## Task details
Within the data below, copy each line where the string "JSON" is found.

## Web page and app entries

=====

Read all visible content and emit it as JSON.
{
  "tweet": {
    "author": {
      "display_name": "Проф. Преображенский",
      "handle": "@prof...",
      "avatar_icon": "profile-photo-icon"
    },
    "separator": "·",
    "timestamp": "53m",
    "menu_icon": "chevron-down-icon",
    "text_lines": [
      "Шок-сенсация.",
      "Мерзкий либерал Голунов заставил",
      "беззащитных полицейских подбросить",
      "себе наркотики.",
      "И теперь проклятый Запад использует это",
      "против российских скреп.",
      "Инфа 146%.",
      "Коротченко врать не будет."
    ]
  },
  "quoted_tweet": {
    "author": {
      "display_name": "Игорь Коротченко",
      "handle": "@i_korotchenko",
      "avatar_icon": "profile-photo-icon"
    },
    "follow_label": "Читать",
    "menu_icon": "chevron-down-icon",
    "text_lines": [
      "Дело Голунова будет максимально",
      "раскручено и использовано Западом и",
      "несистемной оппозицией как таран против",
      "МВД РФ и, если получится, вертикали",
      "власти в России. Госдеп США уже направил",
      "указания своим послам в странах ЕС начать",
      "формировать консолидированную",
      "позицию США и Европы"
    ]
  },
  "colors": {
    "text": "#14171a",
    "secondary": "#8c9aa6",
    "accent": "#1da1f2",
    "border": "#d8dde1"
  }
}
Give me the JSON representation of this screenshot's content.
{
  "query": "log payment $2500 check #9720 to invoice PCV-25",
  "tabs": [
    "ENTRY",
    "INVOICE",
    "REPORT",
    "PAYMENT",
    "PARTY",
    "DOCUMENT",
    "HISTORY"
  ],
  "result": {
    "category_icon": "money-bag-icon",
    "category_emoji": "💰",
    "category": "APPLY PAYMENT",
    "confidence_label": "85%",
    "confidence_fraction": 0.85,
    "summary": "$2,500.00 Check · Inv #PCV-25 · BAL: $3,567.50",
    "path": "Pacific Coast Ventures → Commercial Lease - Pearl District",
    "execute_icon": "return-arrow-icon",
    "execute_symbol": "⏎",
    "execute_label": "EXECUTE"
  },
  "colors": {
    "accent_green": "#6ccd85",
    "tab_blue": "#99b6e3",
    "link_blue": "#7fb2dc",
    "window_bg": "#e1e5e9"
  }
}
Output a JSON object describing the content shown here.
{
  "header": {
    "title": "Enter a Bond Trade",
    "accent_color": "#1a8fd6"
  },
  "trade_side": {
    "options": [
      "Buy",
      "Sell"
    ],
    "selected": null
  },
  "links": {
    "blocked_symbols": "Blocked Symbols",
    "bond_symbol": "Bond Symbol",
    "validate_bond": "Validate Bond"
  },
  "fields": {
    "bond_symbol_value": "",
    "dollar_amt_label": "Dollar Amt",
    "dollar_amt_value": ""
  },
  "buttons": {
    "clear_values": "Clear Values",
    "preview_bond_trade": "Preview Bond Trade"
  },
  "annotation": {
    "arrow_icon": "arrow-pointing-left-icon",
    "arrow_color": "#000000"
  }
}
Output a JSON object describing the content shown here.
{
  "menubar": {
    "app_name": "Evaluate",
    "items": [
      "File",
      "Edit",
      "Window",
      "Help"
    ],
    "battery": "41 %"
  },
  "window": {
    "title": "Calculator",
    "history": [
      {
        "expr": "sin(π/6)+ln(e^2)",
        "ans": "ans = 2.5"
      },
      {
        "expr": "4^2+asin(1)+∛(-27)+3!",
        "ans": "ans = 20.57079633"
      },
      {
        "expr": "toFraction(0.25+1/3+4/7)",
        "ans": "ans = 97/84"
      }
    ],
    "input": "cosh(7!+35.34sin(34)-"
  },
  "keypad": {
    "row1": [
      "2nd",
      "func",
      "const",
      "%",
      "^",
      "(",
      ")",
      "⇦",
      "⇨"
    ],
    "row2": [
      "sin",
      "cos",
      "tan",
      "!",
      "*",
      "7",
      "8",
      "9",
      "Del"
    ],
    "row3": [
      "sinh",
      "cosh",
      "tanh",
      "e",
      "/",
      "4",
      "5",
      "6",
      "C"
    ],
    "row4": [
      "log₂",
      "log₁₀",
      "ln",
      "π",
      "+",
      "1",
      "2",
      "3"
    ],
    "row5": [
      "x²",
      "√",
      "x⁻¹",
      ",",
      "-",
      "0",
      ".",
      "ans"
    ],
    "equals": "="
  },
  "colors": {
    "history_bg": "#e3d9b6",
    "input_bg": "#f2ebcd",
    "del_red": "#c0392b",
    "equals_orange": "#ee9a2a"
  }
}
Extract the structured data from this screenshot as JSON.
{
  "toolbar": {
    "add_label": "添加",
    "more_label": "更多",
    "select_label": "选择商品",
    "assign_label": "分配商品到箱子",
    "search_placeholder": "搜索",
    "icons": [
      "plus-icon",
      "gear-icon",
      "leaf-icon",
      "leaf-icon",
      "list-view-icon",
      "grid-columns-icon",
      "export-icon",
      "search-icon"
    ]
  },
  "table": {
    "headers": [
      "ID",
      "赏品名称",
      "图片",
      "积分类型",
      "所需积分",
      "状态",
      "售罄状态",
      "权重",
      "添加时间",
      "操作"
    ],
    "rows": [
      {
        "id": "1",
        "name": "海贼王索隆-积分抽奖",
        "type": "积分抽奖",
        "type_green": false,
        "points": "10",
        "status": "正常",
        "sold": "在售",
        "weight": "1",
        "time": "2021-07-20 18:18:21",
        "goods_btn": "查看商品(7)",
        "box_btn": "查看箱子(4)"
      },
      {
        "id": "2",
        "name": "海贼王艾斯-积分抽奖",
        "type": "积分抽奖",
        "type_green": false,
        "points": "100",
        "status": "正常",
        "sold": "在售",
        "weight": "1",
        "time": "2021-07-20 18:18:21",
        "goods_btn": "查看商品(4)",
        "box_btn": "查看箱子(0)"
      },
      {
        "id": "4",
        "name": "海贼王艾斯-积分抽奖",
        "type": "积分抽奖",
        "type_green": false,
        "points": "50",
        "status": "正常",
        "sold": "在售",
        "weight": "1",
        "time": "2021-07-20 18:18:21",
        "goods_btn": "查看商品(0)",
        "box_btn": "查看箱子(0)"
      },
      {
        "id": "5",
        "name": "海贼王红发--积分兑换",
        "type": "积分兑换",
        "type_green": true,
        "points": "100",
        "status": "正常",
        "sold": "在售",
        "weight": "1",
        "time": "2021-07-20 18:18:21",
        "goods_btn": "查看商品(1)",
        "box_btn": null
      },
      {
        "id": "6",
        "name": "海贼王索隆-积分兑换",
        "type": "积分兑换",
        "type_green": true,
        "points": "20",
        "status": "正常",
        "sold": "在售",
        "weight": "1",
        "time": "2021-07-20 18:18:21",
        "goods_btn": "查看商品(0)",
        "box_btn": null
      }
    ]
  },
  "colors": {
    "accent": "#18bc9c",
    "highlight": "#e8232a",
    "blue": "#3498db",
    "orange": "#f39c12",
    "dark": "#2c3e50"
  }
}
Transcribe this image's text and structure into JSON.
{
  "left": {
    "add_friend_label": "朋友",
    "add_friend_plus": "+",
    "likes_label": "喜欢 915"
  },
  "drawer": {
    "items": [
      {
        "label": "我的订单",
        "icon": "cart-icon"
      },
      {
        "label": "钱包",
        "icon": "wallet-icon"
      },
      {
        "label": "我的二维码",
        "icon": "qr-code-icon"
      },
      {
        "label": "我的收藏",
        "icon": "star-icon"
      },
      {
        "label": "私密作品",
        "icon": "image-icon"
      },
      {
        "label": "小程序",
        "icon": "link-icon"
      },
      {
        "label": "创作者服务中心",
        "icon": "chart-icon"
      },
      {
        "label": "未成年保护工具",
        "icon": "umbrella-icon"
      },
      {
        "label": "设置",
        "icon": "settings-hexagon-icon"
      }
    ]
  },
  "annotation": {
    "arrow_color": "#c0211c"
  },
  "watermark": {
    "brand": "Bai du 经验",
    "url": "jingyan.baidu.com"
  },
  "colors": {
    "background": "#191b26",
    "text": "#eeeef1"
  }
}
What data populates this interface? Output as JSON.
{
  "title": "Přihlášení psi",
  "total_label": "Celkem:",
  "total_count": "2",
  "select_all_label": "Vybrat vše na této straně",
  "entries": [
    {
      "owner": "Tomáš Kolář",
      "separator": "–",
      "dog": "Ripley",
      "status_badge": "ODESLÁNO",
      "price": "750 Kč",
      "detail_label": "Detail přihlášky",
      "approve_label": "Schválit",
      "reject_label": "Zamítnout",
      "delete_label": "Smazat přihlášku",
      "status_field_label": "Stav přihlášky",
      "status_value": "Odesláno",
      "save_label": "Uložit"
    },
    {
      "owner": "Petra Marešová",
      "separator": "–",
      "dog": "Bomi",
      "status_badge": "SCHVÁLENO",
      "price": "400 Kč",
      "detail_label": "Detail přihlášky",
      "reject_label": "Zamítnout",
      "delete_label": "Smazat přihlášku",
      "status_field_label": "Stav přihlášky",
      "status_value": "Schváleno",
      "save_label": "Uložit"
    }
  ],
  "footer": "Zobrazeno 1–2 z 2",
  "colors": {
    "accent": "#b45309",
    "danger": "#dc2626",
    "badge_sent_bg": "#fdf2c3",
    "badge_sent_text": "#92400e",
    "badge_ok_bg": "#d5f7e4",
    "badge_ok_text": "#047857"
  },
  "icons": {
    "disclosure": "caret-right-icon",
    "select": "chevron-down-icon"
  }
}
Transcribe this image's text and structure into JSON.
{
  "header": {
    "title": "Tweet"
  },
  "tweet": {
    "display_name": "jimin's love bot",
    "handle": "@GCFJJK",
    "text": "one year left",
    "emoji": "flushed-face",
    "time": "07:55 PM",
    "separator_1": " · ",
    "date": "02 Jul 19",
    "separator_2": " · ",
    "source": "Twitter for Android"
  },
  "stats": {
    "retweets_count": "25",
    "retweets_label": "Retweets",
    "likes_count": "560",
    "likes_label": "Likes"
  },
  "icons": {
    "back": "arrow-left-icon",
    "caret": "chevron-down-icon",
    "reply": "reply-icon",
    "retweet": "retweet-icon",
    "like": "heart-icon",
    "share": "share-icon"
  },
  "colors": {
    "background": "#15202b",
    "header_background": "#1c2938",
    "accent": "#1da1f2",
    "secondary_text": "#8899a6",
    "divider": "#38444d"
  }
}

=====

## Reply
Read all visible content and emit it as JSON.
Give me the JSON representation of this screenshot's content.
Output a JSON object describing the content shown here.
Output a JSON object describing the content shown here.
Extract the structured data from this screenshot as JSON.
Transcribe this image's text and structure into JSON.
What data populates this interface? Output as JSON.
Transcribe this image's text and structure into JSON.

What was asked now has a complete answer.